Lunch hour tap dancer, Bourke Street Mall, Melbourne, Australia

A few days ago as I walked down Bourke Street, I saw a young red-haired man with a backpack and a bright yellow milk crate suddenly stop and plonk a portable tape player down on the pavement. Next a flowerpot appeared. Finally, he carefully placed a square of timber halfway between the tram stop and the steps in front of the GPO building. Without saying a word, he began to tap dance vigorously (and well!) for the lunchtime crowd that was milling around, his flowerpot began to fill with coins, and the silent tap dancer smiled sweetly at everyone. It was a tiny bit of magic on a cold and gloomy day.

Having walked a mere few metres further down the street, I began to chuckle quietly when I saw a faux-concrete mime who had removed his hat, thus revealing part of his un-made-up face and hair beneath. As he stood next to his upturned hat, his hand resting on his cart full of props, he dropped all pretense being in character as he made a phone call. As surreptitiously as I could, I raised my camera and began to take pictures of this unguarded and funny moment.

Mime Making Phone Call

If fine arts and culture are as much ‘your thing’ as they are mine, you will be happy to read that Melbourne is quite blessed to have three art museums that charge absolutely NO admission price. The only exception to that statement is for those blockbuster travelling exhibits from overseas that arrive once a year or so.

The permanent collection at the beautifully proportioned bluestone building housing the NGV International – National Gallery of Victoria on St. Kilda Road is quite comprehensive and covers several floors of exhibits that range from the ancient through to the contemporary. You can easily allow yourself a half of a day or more to see it all. And as an added bonus, there are wonderful cafes on both the ground floor and the first floor that serve quite good food. Seating areas are tucked around on every level and are much appreciated by those who wish to enjoy the various galleries at a more leisurely pace. The large gift shop on the ground floor, just before you exit next to the wall of water, is a joy for art lovers, book lovers, or anyone who appreciates finely crafted jewelry, stationary, art objects, and educational toys.

Another entirely free (except for those previously mentioned special exhibitions) museum is the Ian Potter Centre at Federation Square (corner of Swanston Street and Flinders Street). This smaller museum is dedicated to Australian art. Although it is part of the National Gallery of Victoria, it is housed up the street from the main NGV in a light, airy, and very contemporary glass and steel building set amidst the ultra-modern Federation Square complex.
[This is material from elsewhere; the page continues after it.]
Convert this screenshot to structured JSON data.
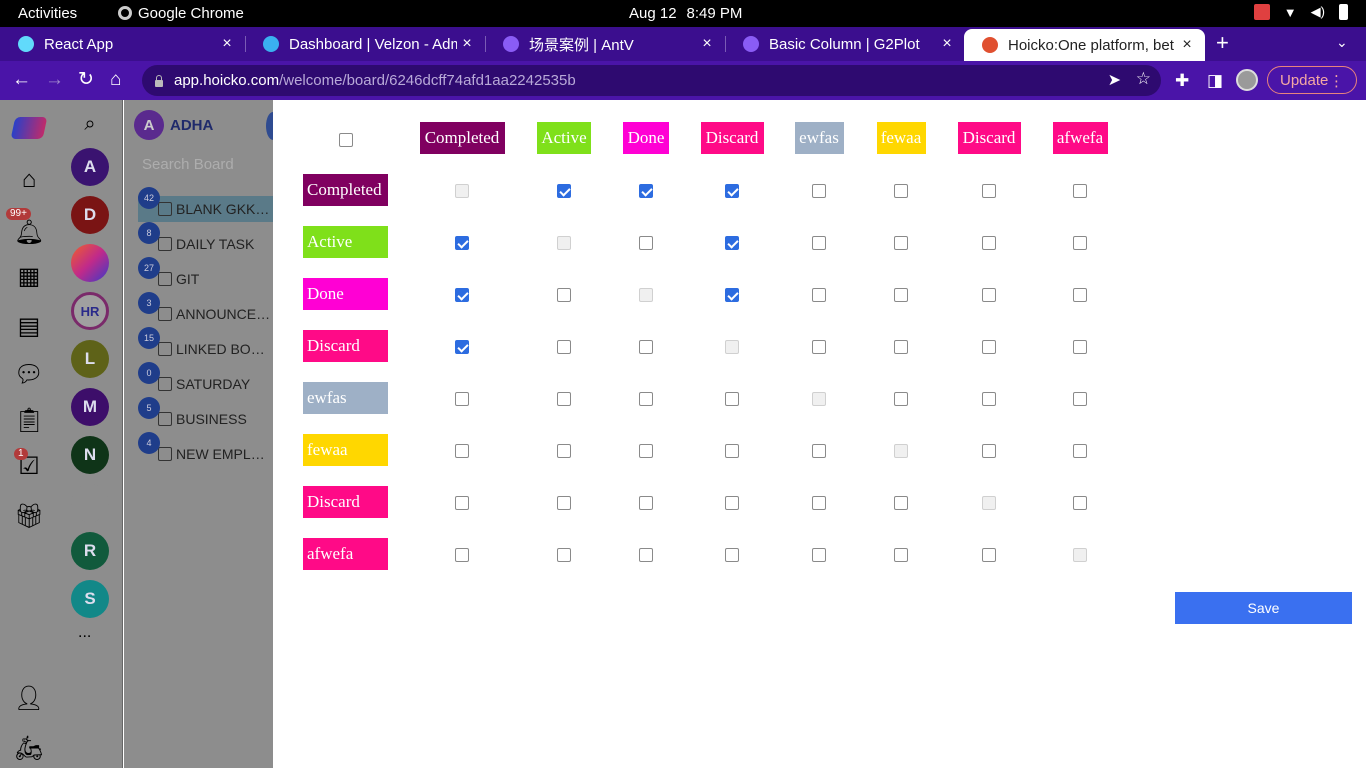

Finally, there is the Australian Centre for Contemporary Art — ACCA (111 Sturt Street in the Southbank area) and it too is completely free of entry charges. The stated goal of this particular institution is as follows. “It is the only major public art gallery in Australia focused on commissioning rather than collecting.” For that reason, there is a non-stop stream of cutting edge exhibitions to entice those interested in contemporary art.

This three-part article on frugal travel in Melbourne has barely scratched the surface of your options for places to stay, places to eat, sights to see, or walks to enjoy. My intention was to allow the reader to fine-tune their trip according to their interests and needs. I also hoped to let you understand that absorbing the media’s ongoing statement that Melbourne is one of the world’s most expensive cities comes at a cost. It closes people’s minds to the alternatives to big-price-ticket travel — alternatives called frugal travel, budget travel, manageable travel that keep those dollars in your pocket to spend as you choose, not as you must if you are booked into 5 star hotels and are only eating at 5 star restaurants. Frugal travel makes the world a better place for all of us because it gives us freedom and choice.